===== EXTRACTED MATERIAL
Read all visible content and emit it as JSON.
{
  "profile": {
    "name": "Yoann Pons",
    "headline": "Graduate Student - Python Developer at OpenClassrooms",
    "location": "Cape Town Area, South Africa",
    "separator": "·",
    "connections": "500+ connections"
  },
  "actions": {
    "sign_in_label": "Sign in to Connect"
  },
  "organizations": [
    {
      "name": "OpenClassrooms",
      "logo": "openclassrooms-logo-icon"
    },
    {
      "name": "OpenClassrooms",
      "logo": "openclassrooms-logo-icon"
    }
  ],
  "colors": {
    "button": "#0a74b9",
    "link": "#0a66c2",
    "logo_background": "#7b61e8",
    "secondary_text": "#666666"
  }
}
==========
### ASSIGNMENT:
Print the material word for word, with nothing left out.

### EXERCISE RESPONSE:
Read all visible content and emit it as JSON.
{
  "profile": {
    "name": "Yoann Pons",
    "headline": "Graduate Student - Python Developer at OpenClassrooms",
    "location": "Cape Town Area, South Africa",
    "separator": "·",
    "connections": "500+ connections"
  },
  "actions": {
    "sign_in_label": "Sign in to Connect"
  },
  "organizations": [
    {
      "name": "OpenClassrooms",
      "logo": "openclassrooms-logo-icon"
    },
    {
      "name": "OpenClassrooms",
      "logo": "openclassrooms-logo-icon"
    }
  ],
  "colors": {
    "button": "#0a74b9",
    "link": "#0a66c2",
    "logo_background": "#7b61e8",
    "secondary_text": "#666666"
  }
}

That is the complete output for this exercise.